━━━━━ GIVEN RECORDS

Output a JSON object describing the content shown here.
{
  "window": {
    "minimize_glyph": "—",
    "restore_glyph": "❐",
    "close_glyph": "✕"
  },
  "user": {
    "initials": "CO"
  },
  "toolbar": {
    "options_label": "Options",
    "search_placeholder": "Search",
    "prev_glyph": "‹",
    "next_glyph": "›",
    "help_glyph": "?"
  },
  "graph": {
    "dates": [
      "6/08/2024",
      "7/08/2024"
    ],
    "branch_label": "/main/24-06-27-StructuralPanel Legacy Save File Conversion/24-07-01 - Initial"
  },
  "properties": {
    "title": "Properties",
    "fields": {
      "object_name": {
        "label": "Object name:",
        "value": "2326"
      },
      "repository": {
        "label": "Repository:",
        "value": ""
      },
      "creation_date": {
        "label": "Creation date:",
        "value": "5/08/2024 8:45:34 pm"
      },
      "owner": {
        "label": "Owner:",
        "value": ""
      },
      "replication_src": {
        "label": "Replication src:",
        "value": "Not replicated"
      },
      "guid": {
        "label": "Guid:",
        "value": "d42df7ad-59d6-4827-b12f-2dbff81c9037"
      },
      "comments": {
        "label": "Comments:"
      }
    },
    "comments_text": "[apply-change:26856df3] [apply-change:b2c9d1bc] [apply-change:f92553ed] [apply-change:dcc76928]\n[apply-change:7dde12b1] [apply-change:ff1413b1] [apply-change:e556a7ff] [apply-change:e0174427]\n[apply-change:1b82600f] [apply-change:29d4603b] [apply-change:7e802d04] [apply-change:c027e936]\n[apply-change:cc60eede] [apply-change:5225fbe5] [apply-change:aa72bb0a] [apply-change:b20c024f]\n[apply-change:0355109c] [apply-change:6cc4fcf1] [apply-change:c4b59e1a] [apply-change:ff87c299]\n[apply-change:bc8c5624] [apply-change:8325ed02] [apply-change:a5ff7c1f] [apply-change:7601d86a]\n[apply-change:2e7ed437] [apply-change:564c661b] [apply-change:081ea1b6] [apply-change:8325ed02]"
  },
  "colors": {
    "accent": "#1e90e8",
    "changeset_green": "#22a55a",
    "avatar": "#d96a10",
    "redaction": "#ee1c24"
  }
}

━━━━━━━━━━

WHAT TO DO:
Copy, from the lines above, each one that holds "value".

YOUR RESPONSE:
        "value": "2326"
        "value": ""
        "value": "5/08/2024 8:45:34 pm"
        "value": ""
        "value": "Not replicated"
        "value": "d42df7ad-59d6-4827-b12f-2dbff81c9037"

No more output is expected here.